# EXERCISE BRIEF
Reprint all records below exactly. No images.

*** RECORDS SUPPLIED ***

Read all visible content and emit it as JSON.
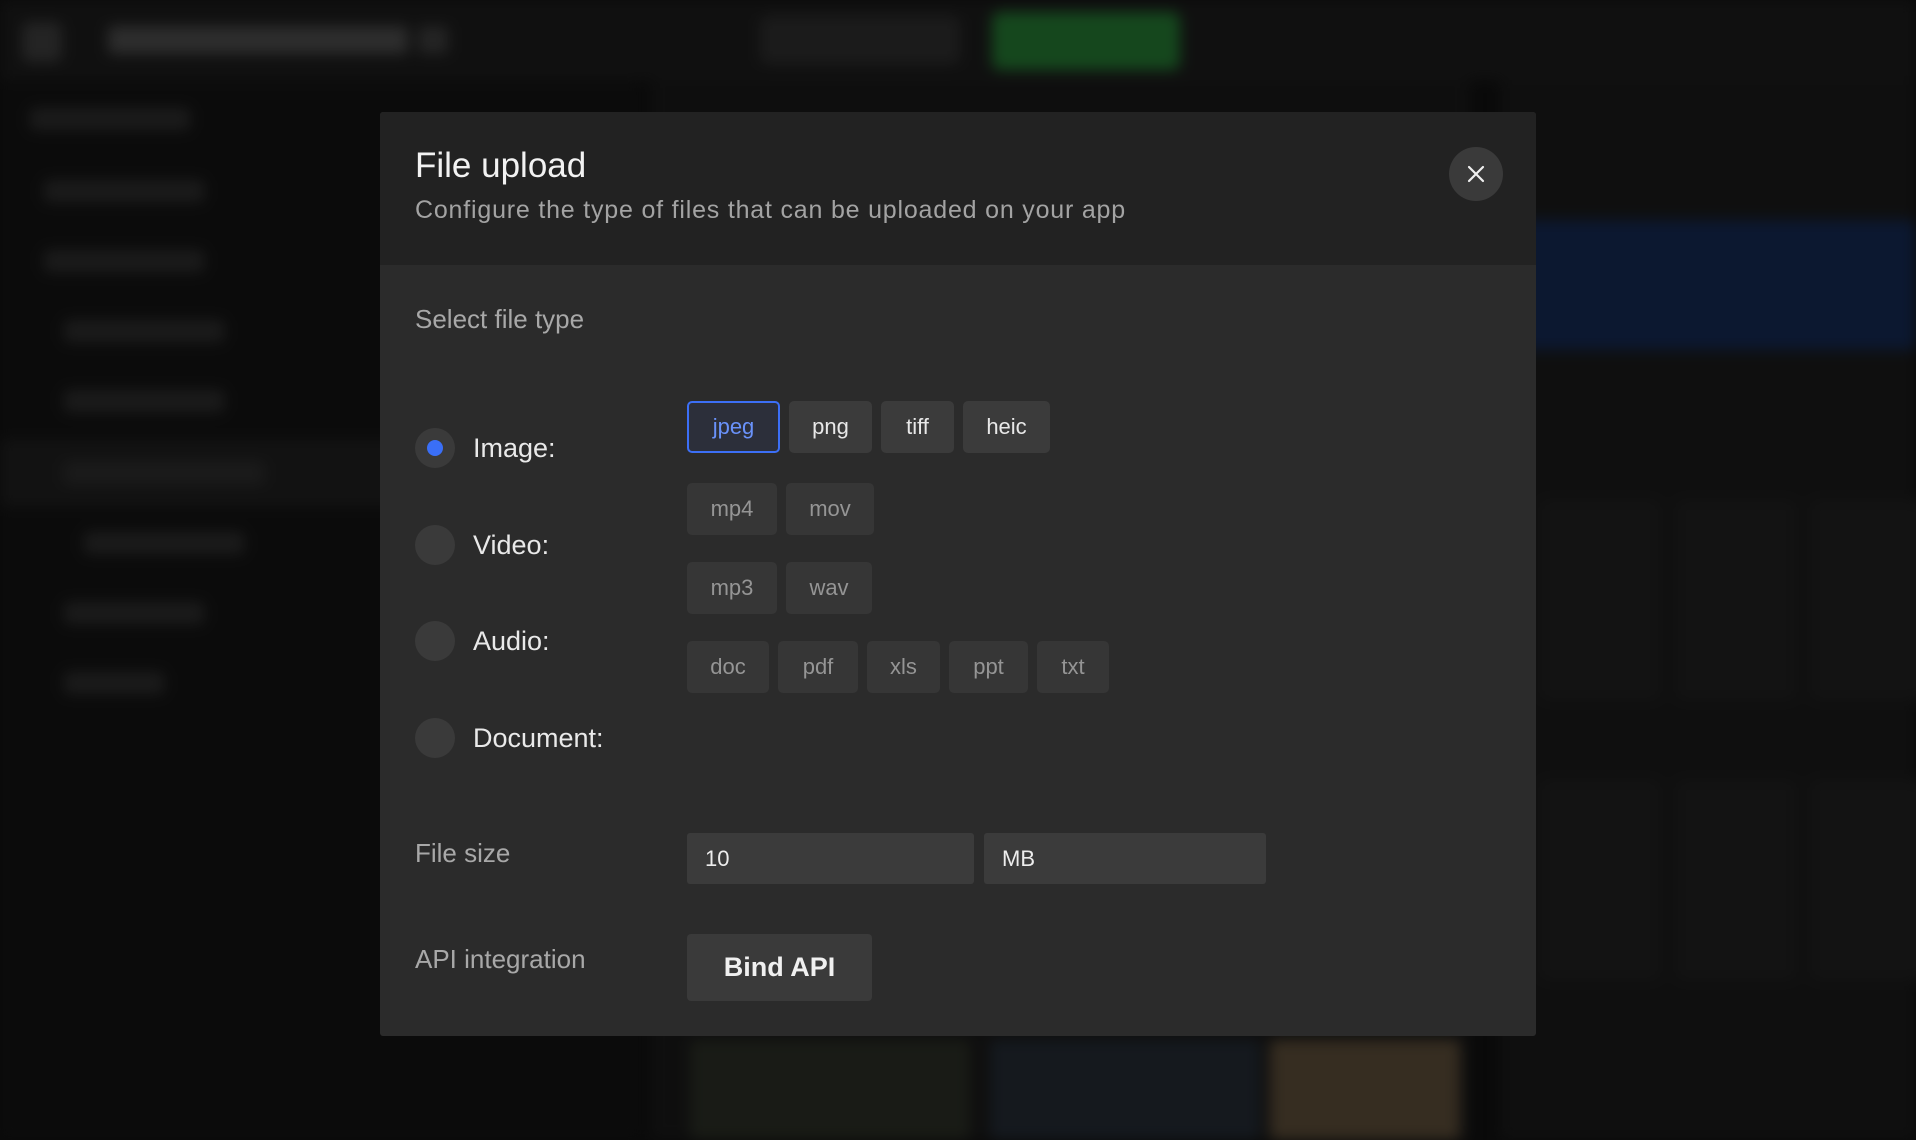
{
  "modal": {
    "title": "File upload",
    "subtitle": "Configure the type of files that can be uploaded on your app",
    "close_icon": "close-icon",
    "select_file_type_label": "Select file type",
    "file_types": [
      {
        "label": "Image:",
        "checked": true,
        "formats": [
          "jpeg",
          "png",
          "tiff",
          "heic"
        ],
        "selected_format": "jpeg"
      },
      {
        "label": "Video:",
        "checked": false,
        "formats": [
          "mp4",
          "mov"
        ]
      },
      {
        "label": "Audio:",
        "checked": false,
        "formats": [
          "mp3",
          "wav"
        ]
      },
      {
        "label": "Document:",
        "checked": false,
        "formats": [
          "doc",
          "pdf",
          "xls",
          "ppt",
          "txt"
        ]
      }
    ],
    "file_size_label": "File size",
    "file_size_value": "10",
    "file_size_unit": "MB",
    "api_integration_label": "API integration",
    "bind_api_label": "Bind API"
  },
  "colors": {
    "accent": "#3a6ff7",
    "modal_bg": "#2b2b2b",
    "modal_header_bg": "#222222",
    "overlay_bg": "#0a0a0a"
  }
}
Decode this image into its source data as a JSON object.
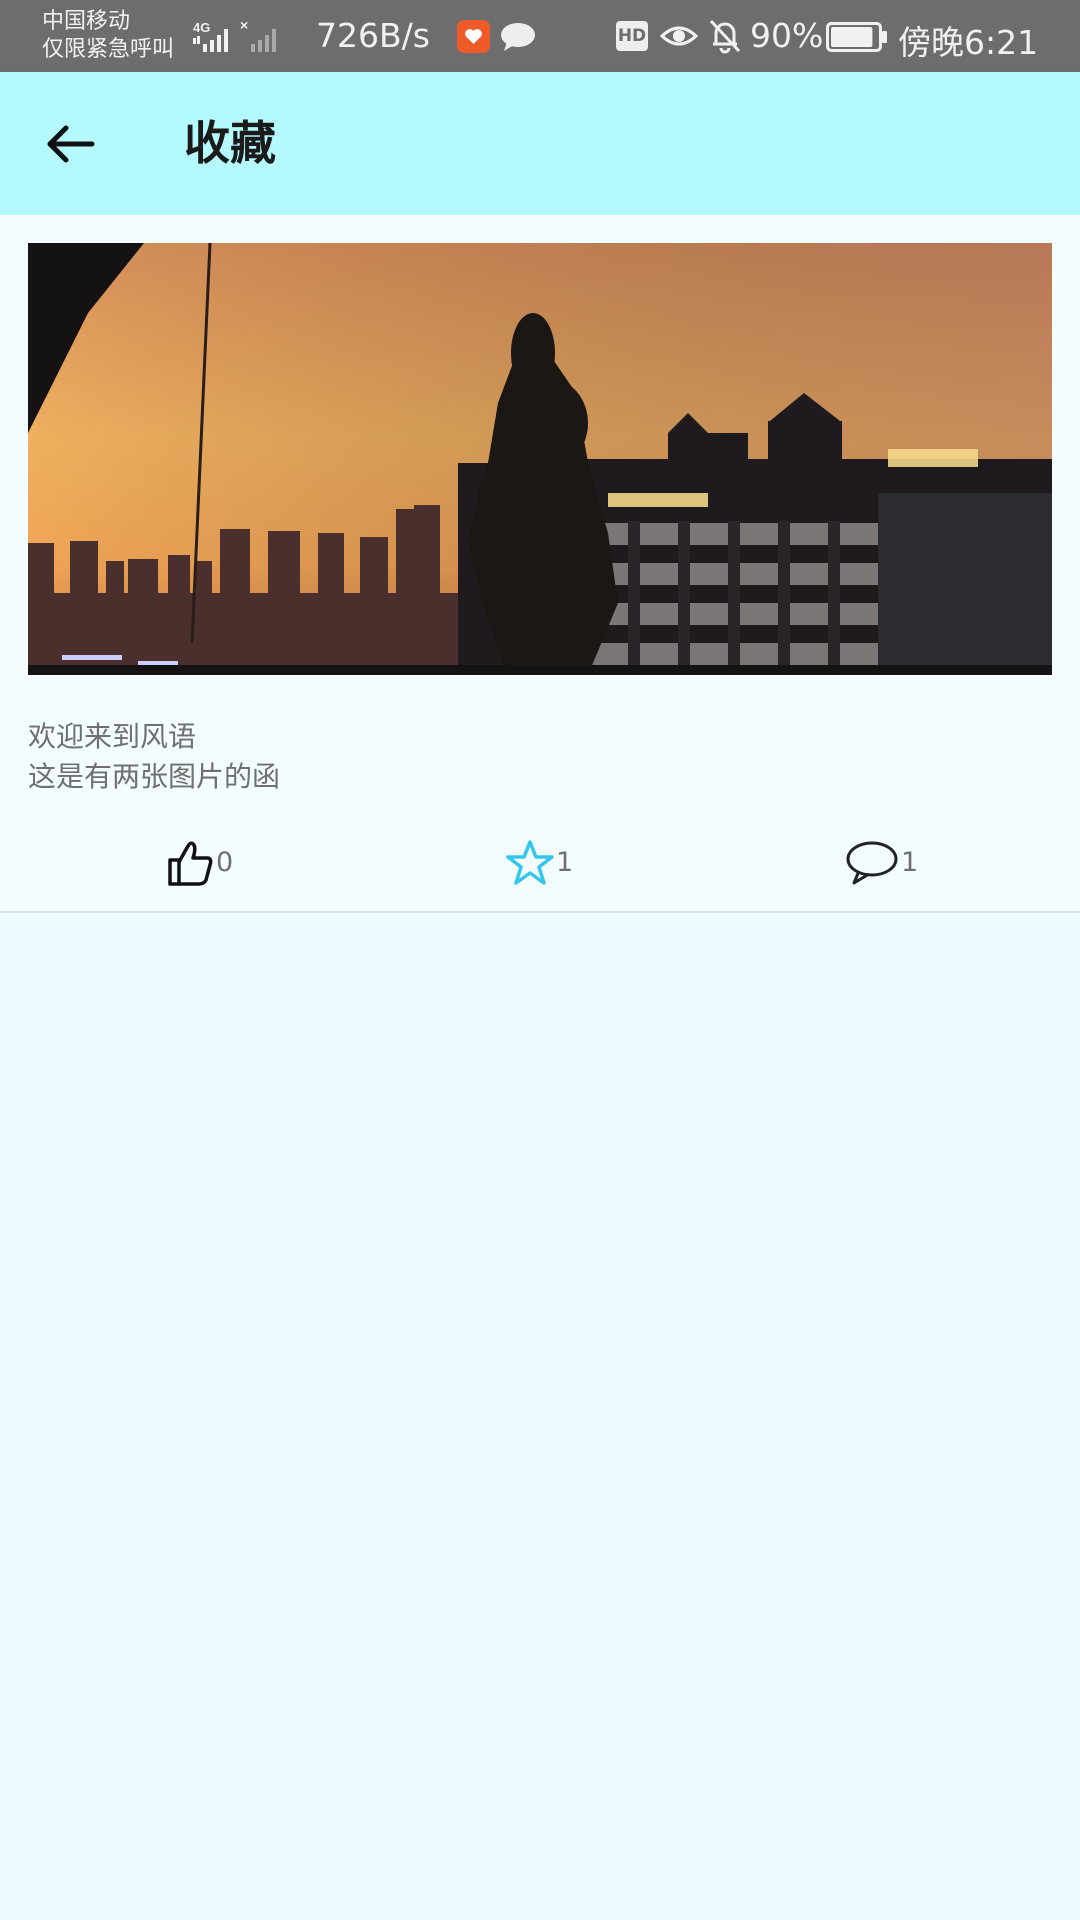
{
  "status_bar": {
    "carrier_line1": "中国移动",
    "carrier_line2": "仅限紧急呼叫",
    "network_type": "4G",
    "net_speed": "726B/s",
    "hd_label": "HD",
    "battery_percent": "90%",
    "battery_level": 0.9,
    "time": "傍晚6:21"
  },
  "app_bar": {
    "back_icon": "arrow-left-icon",
    "title": "收藏"
  },
  "post": {
    "image_description_icon": "photo",
    "line1": "欢迎来到风语",
    "line2": "这是有两张图片的函",
    "like_count": "0",
    "favorite_count": "1",
    "comment_count": "1"
  },
  "colors": {
    "status_bar_bg": "#6d6d6d",
    "app_bar_bg": "#b3f9fd",
    "page_bg": "#eefcff",
    "favorite_accent": "#35c6ee"
  }
}
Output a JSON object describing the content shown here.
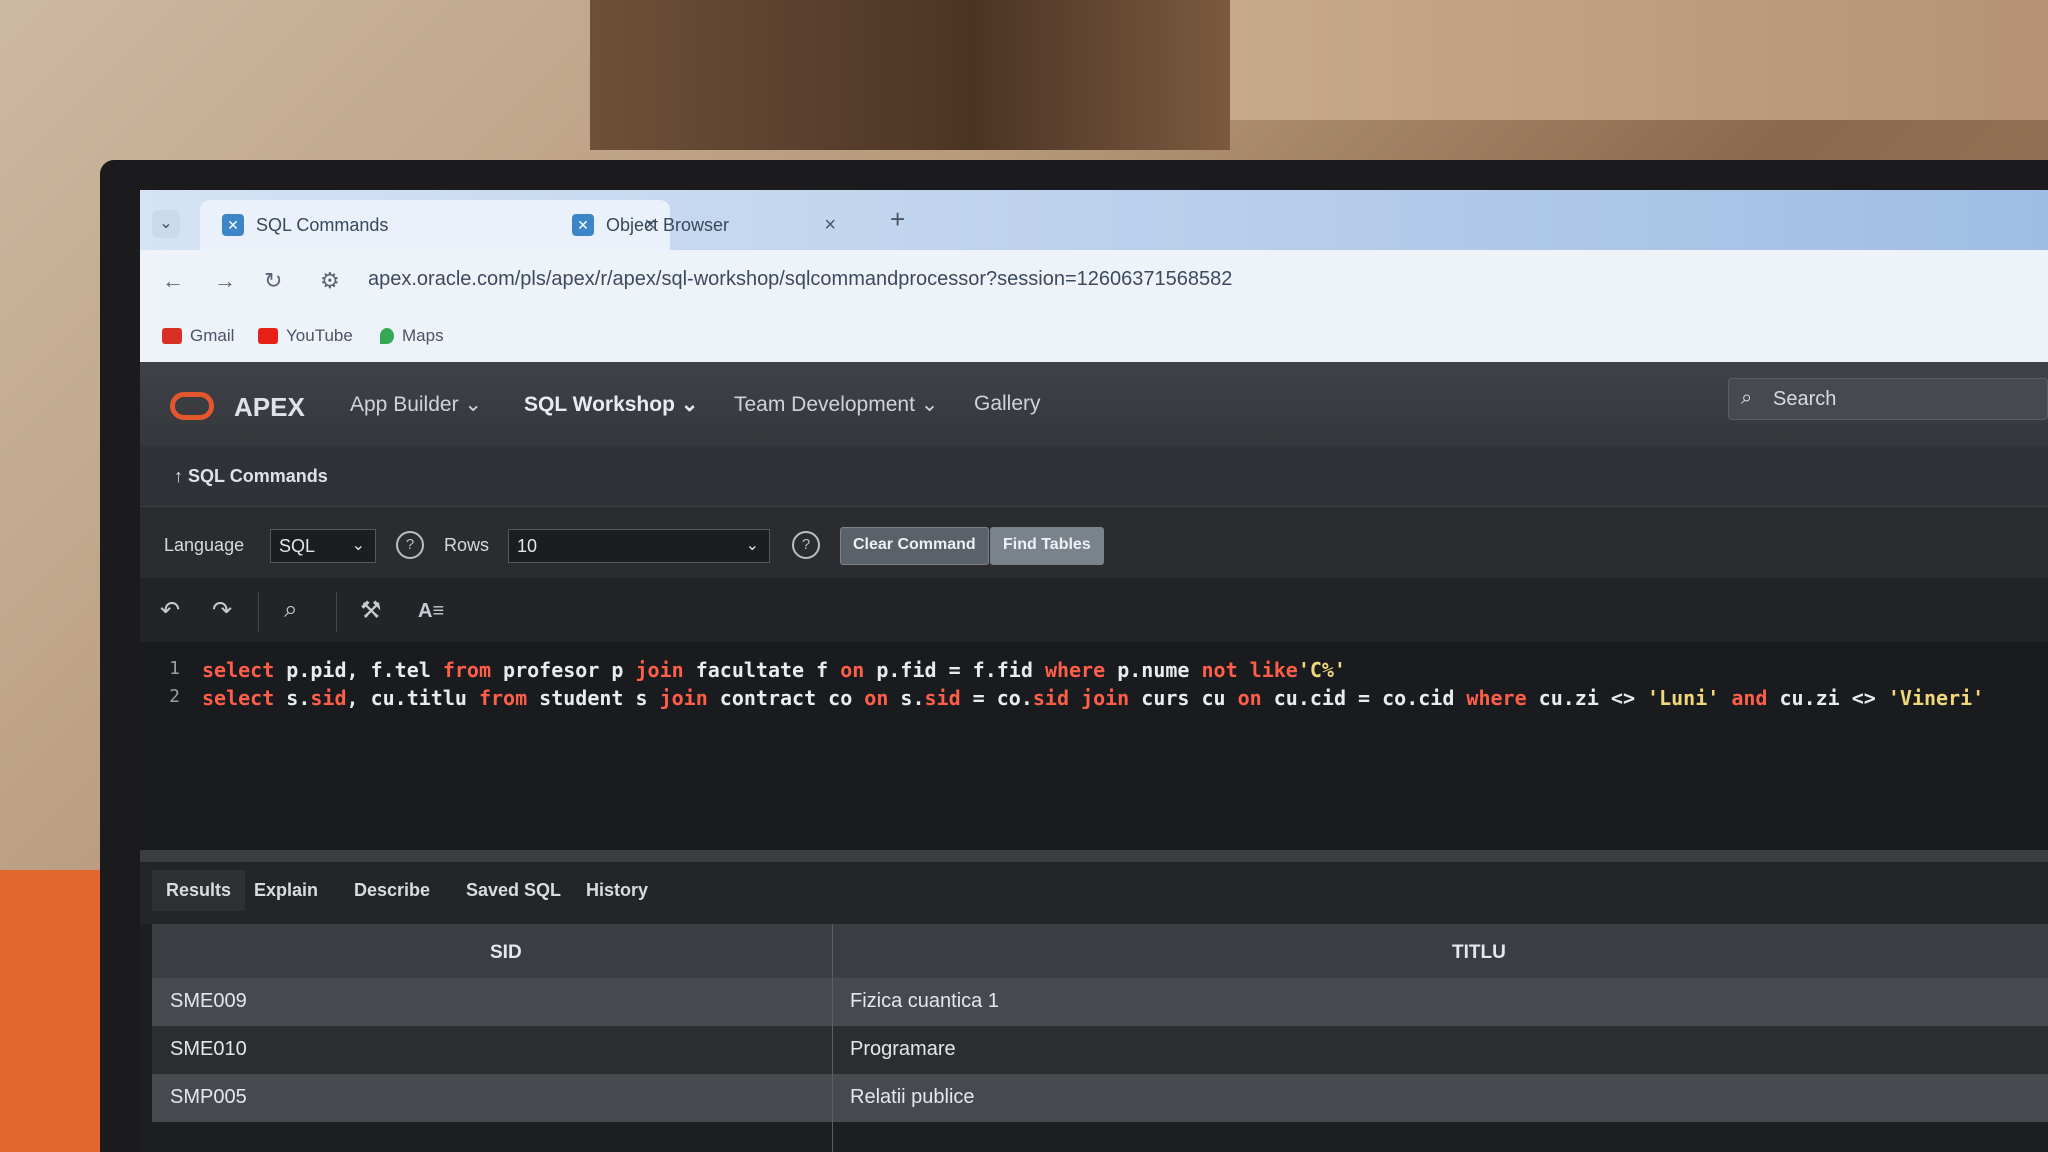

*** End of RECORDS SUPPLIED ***

# FINISHED TASK
Read all visible content and emit it as JSON.
{
  "modal": {
    "title": "File upload",
    "subtitle": "Configure the type of files that can be uploaded on your app",
    "close_icon": "close-icon",
    "select_file_type_label": "Select file type",
    "file_types": [
      {
        "label": "Image:",
        "checked": true,
        "formats": [
          "jpeg",
          "png",
          "tiff",
          "heic"
        ],
        "selected_format": "jpeg"
      },
      {
        "label": "Video:",
        "checked": false,
        "formats": [
          "mp4",
          "mov"
        ]
      },
      {
        "label": "Audio:",
        "checked": false,
        "formats": [
          "mp3",
          "wav"
        ]
      },
      {
        "label": "Document:",
        "checked": false,
        "formats": [
          "doc",
          "pdf",
          "xls",
          "ppt",
          "txt"
        ]
      }
    ],
    "file_size_label": "File size",
    "file_size_value": "10",
    "file_size_unit": "MB",
    "api_integration_label": "API integration",
    "bind_api_label": "Bind API"
  },
  "colors": {
    "accent": "#3a6ff7",
    "modal_bg": "#2b2b2b",
    "modal_header_bg": "#222222",
    "overlay_bg": "#0a0a0a"
  }
}
Decode this image into its source data as a JSON object.
{
  "status_bar": {
    "carrier_line1": "中国移动",
    "carrier_line2": "仅限紧急呼叫",
    "network_type": "4G",
    "net_speed": "726B/s",
    "hd_label": "HD",
    "battery_percent": "90%",
    "battery_level": 0.9,
    "time": "傍晚6:21"
  },
  "app_bar": {
    "back_icon": "arrow-left-icon",
    "title": "收藏"
  },
  "post": {
    "image_description_icon": "photo",
    "line1": "欢迎来到风语",
    "line2": "这是有两张图片的函",
    "like_count": "0",
    "favorite_count": "1",
    "comment_count": "1"
  },
  "colors": {
    "status_bar_bg": "#6d6d6d",
    "app_bar_bg": "#b3f9fd",
    "page_bg": "#eefcff",
    "favorite_accent": "#35c6ee"
  }
}
Output a JSON object describing the content shown here.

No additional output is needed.